=== Section Start ===

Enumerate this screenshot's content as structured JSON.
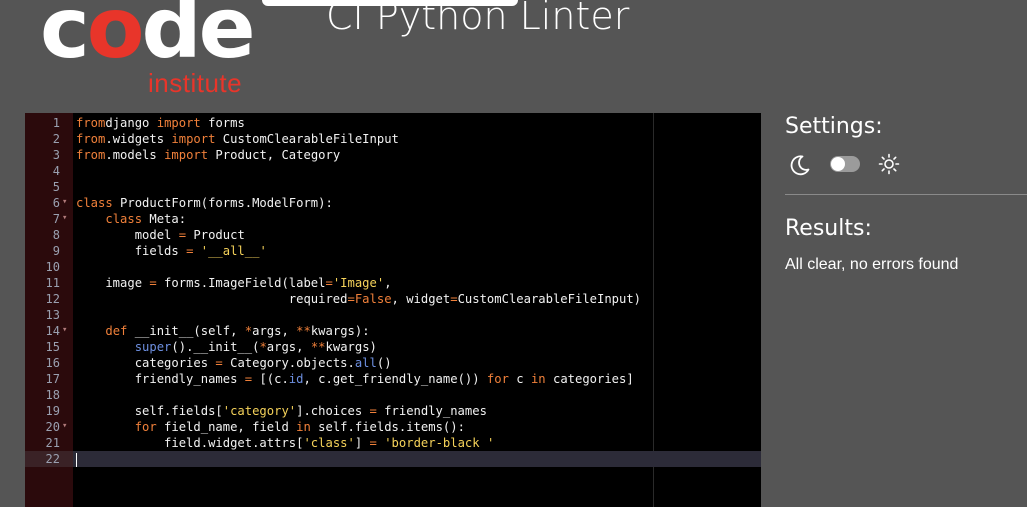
{
  "header": {
    "logo_word_start": "c",
    "logo_word_o": "o",
    "logo_word_end": "de",
    "logo_sub": "institute",
    "title": "CI Python Linter"
  },
  "editor": {
    "active_line": 22,
    "lines": [
      {
        "n": "1",
        "fold": false,
        "tokens": [
          [
            "kw",
            "from"
          ],
          [
            "",
            "django "
          ],
          [
            "kw",
            "import"
          ],
          [
            "",
            " forms"
          ]
        ]
      },
      {
        "n": "2",
        "fold": false,
        "tokens": [
          [
            "kw",
            "from"
          ],
          [
            "",
            ".widgets "
          ],
          [
            "kw",
            "import"
          ],
          [
            "",
            " CustomClearableFileInput"
          ]
        ]
      },
      {
        "n": "3",
        "fold": false,
        "tokens": [
          [
            "kw",
            "from"
          ],
          [
            "",
            ".models "
          ],
          [
            "kw",
            "import"
          ],
          [
            "",
            " Product, Category"
          ]
        ]
      },
      {
        "n": "4",
        "fold": false,
        "tokens": []
      },
      {
        "n": "5",
        "fold": false,
        "tokens": []
      },
      {
        "n": "6",
        "fold": true,
        "tokens": [
          [
            "kw",
            "class"
          ],
          [
            "",
            " ProductForm(forms.ModelForm):"
          ]
        ]
      },
      {
        "n": "7",
        "fold": true,
        "tokens": [
          [
            "",
            "    "
          ],
          [
            "kw",
            "class"
          ],
          [
            "",
            " Meta:"
          ]
        ]
      },
      {
        "n": "8",
        "fold": false,
        "tokens": [
          [
            "",
            "        model "
          ],
          [
            "op",
            "="
          ],
          [
            "",
            " Product"
          ]
        ]
      },
      {
        "n": "9",
        "fold": false,
        "tokens": [
          [
            "",
            "        fields "
          ],
          [
            "op",
            "="
          ],
          [
            "",
            " "
          ],
          [
            "str",
            "'__all__'"
          ]
        ]
      },
      {
        "n": "10",
        "fold": false,
        "tokens": []
      },
      {
        "n": "11",
        "fold": false,
        "tokens": [
          [
            "",
            "    image "
          ],
          [
            "op",
            "="
          ],
          [
            "",
            " forms.ImageField(label"
          ],
          [
            "op",
            "="
          ],
          [
            "str",
            "'Image'"
          ],
          [
            "",
            ","
          ]
        ]
      },
      {
        "n": "12",
        "fold": false,
        "tokens": [
          [
            "",
            "                             required"
          ],
          [
            "op",
            "="
          ],
          [
            "kw",
            "False"
          ],
          [
            "",
            ", widget"
          ],
          [
            "op",
            "="
          ],
          [
            "",
            "CustomClearableFileInput)"
          ]
        ]
      },
      {
        "n": "13",
        "fold": false,
        "tokens": []
      },
      {
        "n": "14",
        "fold": true,
        "tokens": [
          [
            "",
            "    "
          ],
          [
            "kw",
            "def"
          ],
          [
            "",
            " __init__(self, "
          ],
          [
            "op",
            "*"
          ],
          [
            "",
            "args, "
          ],
          [
            "op",
            "**"
          ],
          [
            "",
            "kwargs):"
          ]
        ]
      },
      {
        "n": "15",
        "fold": false,
        "tokens": [
          [
            "",
            "        "
          ],
          [
            "blt",
            "super"
          ],
          [
            "",
            "().__init__("
          ],
          [
            "op",
            "*"
          ],
          [
            "",
            "args, "
          ],
          [
            "op",
            "**"
          ],
          [
            "",
            "kwargs)"
          ]
        ]
      },
      {
        "n": "16",
        "fold": false,
        "tokens": [
          [
            "",
            "        categories "
          ],
          [
            "op",
            "="
          ],
          [
            "",
            " Category.objects."
          ],
          [
            "blt",
            "all"
          ],
          [
            "",
            "()"
          ]
        ]
      },
      {
        "n": "17",
        "fold": false,
        "tokens": [
          [
            "",
            "        friendly_names "
          ],
          [
            "op",
            "="
          ],
          [
            "",
            " [(c."
          ],
          [
            "blt",
            "id"
          ],
          [
            "",
            ", c.get_friendly_name()) "
          ],
          [
            "kw",
            "for"
          ],
          [
            "",
            " c "
          ],
          [
            "kw",
            "in"
          ],
          [
            "",
            " categories]"
          ]
        ]
      },
      {
        "n": "18",
        "fold": false,
        "tokens": []
      },
      {
        "n": "19",
        "fold": false,
        "tokens": [
          [
            "",
            "        self.fields["
          ],
          [
            "str",
            "'category'"
          ],
          [
            "",
            "].choices "
          ],
          [
            "op",
            "="
          ],
          [
            "",
            " friendly_names"
          ]
        ]
      },
      {
        "n": "20",
        "fold": true,
        "tokens": [
          [
            "",
            "        "
          ],
          [
            "kw",
            "for"
          ],
          [
            "",
            " field_name, field "
          ],
          [
            "kw",
            "in"
          ],
          [
            "",
            " self.fields.items():"
          ]
        ]
      },
      {
        "n": "21",
        "fold": false,
        "tokens": [
          [
            "",
            "            field.widget.attrs["
          ],
          [
            "str",
            "'class'"
          ],
          [
            "",
            "] "
          ],
          [
            "op",
            "="
          ],
          [
            "",
            " "
          ],
          [
            "str",
            "'border-black '"
          ]
        ]
      },
      {
        "n": "22",
        "fold": false,
        "tokens": []
      }
    ]
  },
  "settings": {
    "title": "Settings:",
    "dark_icon": "moon-icon",
    "light_icon": "sun-icon",
    "theme_toggle_on": false
  },
  "results": {
    "title": "Results:",
    "message": "All clear, no errors found"
  },
  "colors": {
    "background": "#555555",
    "editor_bg": "#000000",
    "gutter_bg": "#2b0a0c",
    "brand_red": "#e8352a",
    "keyword": "#f0803a",
    "string": "#f5d25a",
    "builtin": "#6d8fe0"
  }
}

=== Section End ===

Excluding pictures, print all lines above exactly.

→ **Result for this task**:
Enumerate this screenshot's content as structured JSON.
{
  "header": {
    "logo_word_start": "c",
    "logo_word_o": "o",
    "logo_word_end": "de",
    "logo_sub": "institute",
    "title": "CI Python Linter"
  },
  "editor": {
    "active_line": 22,
    "lines": [
      {
        "n": "1",
        "fold": false,
        "tokens": [
          [
            "kw",
            "from"
          ],
          [
            "",
            "django "
          ],
          [
            "kw",
            "import"
          ],
          [
            "",
            " forms"
          ]
        ]
      },
      {
        "n": "2",
        "fold": false,
        "tokens": [
          [
            "kw",
            "from"
          ],
          [
            "",
            ".widgets "
          ],
          [
            "kw",
            "import"
          ],
          [
            "",
            " CustomClearableFileInput"
          ]
        ]
      },
      {
        "n": "3",
        "fold": false,
        "tokens": [
          [
            "kw",
            "from"
          ],
          [
            "",
            ".models "
          ],
          [
            "kw",
            "import"
          ],
          [
            "",
            " Product, Category"
          ]
        ]
      },
      {
        "n": "4",
        "fold": false,
        "tokens": []
      },
      {
        "n": "5",
        "fold": false,
        "tokens": []
      },
      {
        "n": "6",
        "fold": true,
        "tokens": [
          [
            "kw",
            "class"
          ],
          [
            "",
            " ProductForm(forms.ModelForm):"
          ]
        ]
      },
      {
        "n": "7",
        "fold": true,
        "tokens": [
          [
            "",
            "    "
          ],
          [
            "kw",
            "class"
          ],
          [
            "",
            " Meta:"
          ]
        ]
      },
      {
        "n": "8",
        "fold": false,
        "tokens": [
          [
            "",
            "        model "
          ],
          [
            "op",
            "="
          ],
          [
            "",
            " Product"
          ]
        ]
      },
      {
        "n": "9",
        "fold": false,
        "tokens": [
          [
            "",
            "        fields "
          ],
          [
            "op",
            "="
          ],
          [
            "",
            " "
          ],
          [
            "str",
            "'__all__'"
          ]
        ]
      },
      {
        "n": "10",
        "fold": false,
        "tokens": []
      },
      {
        "n": "11",
        "fold": false,
        "tokens": [
          [
            "",
            "    image "
          ],
          [
            "op",
            "="
          ],
          [
            "",
            " forms.ImageField(label"
          ],
          [
            "op",
            "="
          ],
          [
            "str",
            "'Image'"
          ],
          [
            "",
            ","
          ]
        ]
      },
      {
        "n": "12",
        "fold": false,
        "tokens": [
          [
            "",
            "                             required"
          ],
          [
            "op",
            "="
          ],
          [
            "kw",
            "False"
          ],
          [
            "",
            ", widget"
          ],
          [
            "op",
            "="
          ],
          [
            "",
            "CustomClearableFileInput)"
          ]
        ]
      },
      {
        "n": "13",
        "fold": false,
        "tokens": []
      },
      {
        "n": "14",
        "fold": true,
        "tokens": [
          [
            "",
            "    "
          ],
          [
            "kw",
            "def"
          ],
          [
            "",
            " __init__(self, "
          ],
          [
            "op",
            "*"
          ],
          [
            "",
            "args, "
          ],
          [
            "op",
            "**"
          ],
          [
            "",
            "kwargs):"
          ]
        ]
      },
      {
        "n": "15",
        "fold": false,
        "tokens": [
          [
            "",
            "        "
          ],
          [
            "blt",
            "super"
          ],
          [
            "",
            "().__init__("
          ],
          [
            "op",
            "*"
          ],
          [
            "",
            "args, "
          ],
          [
            "op",
            "**"
          ],
          [
            "",
            "kwargs)"
          ]
        ]
      },
      {
        "n": "16",
        "fold": false,
        "tokens": [
          [
            "",
            "        categories "
          ],
          [
            "op",
            "="
          ],
          [
            "",
            " Category.objects."
          ],
          [
            "blt",
            "all"
          ],
          [
            "",
            "()"
          ]
        ]
      },
      {
        "n": "17",
        "fold": false,
        "tokens": [
          [
            "",
            "        friendly_names "
          ],
          [
            "op",
            "="
          ],
          [
            "",
            " [(c."
          ],
          [
            "blt",
            "id"
          ],
          [
            "",
            ", c.get_friendly_name()) "
          ],
          [
            "kw",
            "for"
          ],
          [
            "",
            " c "
          ],
          [
            "kw",
            "in"
          ],
          [
            "",
            " categories]"
          ]
        ]
      },
      {
        "n": "18",
        "fold": false,
        "tokens": []
      },
      {
        "n": "19",
        "fold": false,
        "tokens": [
          [
            "",
            "        self.fields["
          ],
          [
            "str",
            "'category'"
          ],
          [
            "",
            "].choices "
          ],
          [
            "op",
            "="
          ],
          [
            "",
            " friendly_names"
          ]
        ]
      },
      {
        "n": "20",
        "fold": true,
        "tokens": [
          [
            "",
            "        "
          ],
          [
            "kw",
            "for"
          ],
          [
            "",
            " field_name, field "
          ],
          [
            "kw",
            "in"
          ],
          [
            "",
            " self.fields.items():"
          ]
        ]
      },
      {
        "n": "21",
        "fold": false,
        "tokens": [
          [
            "",
            "            field.widget.attrs["
          ],
          [
            "str",
            "'class'"
          ],
          [
            "",
            "] "
          ],
          [
            "op",
            "="
          ],
          [
            "",
            " "
          ],
          [
            "str",
            "'border-black '"
          ]
        ]
      },
      {
        "n": "22",
        "fold": false,
        "tokens": []
      }
    ]
  },
  "settings": {
    "title": "Settings:",
    "dark_icon": "moon-icon",
    "light_icon": "sun-icon",
    "theme_toggle_on": false
  },
  "results": {
    "title": "Results:",
    "message": "All clear, no errors found"
  },
  "colors": {
    "background": "#555555",
    "editor_bg": "#000000",
    "gutter_bg": "#2b0a0c",
    "brand_red": "#e8352a",
    "keyword": "#f0803a",
    "string": "#f5d25a",
    "builtin": "#6d8fe0"
  }
}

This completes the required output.